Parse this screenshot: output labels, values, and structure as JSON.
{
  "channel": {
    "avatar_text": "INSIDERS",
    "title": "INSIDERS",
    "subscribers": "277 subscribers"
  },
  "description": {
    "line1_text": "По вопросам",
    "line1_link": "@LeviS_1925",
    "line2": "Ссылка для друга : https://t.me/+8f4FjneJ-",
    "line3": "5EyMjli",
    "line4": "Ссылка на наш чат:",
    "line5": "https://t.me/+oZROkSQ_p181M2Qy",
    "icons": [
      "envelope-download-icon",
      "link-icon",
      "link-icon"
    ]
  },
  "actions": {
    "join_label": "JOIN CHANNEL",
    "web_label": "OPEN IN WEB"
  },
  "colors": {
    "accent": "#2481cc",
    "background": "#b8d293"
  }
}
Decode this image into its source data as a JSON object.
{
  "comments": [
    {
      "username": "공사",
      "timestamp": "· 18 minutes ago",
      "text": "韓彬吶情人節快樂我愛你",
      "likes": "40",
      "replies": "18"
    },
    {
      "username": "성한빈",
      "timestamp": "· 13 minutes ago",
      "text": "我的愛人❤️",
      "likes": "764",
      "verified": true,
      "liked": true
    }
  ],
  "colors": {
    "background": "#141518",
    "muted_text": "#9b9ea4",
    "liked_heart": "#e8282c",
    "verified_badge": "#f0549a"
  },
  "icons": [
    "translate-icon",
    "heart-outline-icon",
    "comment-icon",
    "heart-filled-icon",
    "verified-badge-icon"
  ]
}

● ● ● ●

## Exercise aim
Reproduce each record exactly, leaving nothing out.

## Answer section
Parse this screenshot: output labels, values, and structure as JSON.
{
  "channel": {
    "avatar_text": "INSIDERS",
    "title": "INSIDERS",
    "subscribers": "277 subscribers"
  },
  "description": {
    "line1_text": "По вопросам",
    "line1_link": "@LeviS_1925",
    "line2": "Ссылка для друга : https://t.me/+8f4FjneJ-",
    "line3": "5EyMjli",
    "line4": "Ссылка на наш чат:",
    "line5": "https://t.me/+oZROkSQ_p181M2Qy",
    "icons": [
      "envelope-download-icon",
      "link-icon",
      "link-icon"
    ]
  },
  "actions": {
    "join_label": "JOIN CHANNEL",
    "web_label": "OPEN IN WEB"
  },
  "colors": {
    "accent": "#2481cc",
    "background": "#b8d293"
  }
}
Decode this image into its source data as a JSON object.
{
  "comments": [
    {
      "username": "공사",
      "timestamp": "· 18 minutes ago",
      "text": "韓彬吶情人節快樂我愛你",
      "likes": "40",
      "replies": "18"
    },
    {
      "username": "성한빈",
      "timestamp": "· 13 minutes ago",
      "text": "我的愛人❤️",
      "likes": "764",
      "verified": true,
      "liked": true
    }
  ],
  "colors": {
    "background": "#141518",
    "muted_text": "#9b9ea4",
    "liked_heart": "#e8282c",
    "verified_badge": "#f0549a"
  },
  "icons": [
    "translate-icon",
    "heart-outline-icon",
    "comment-icon",
    "heart-filled-icon",
    "verified-badge-icon"
  ]
}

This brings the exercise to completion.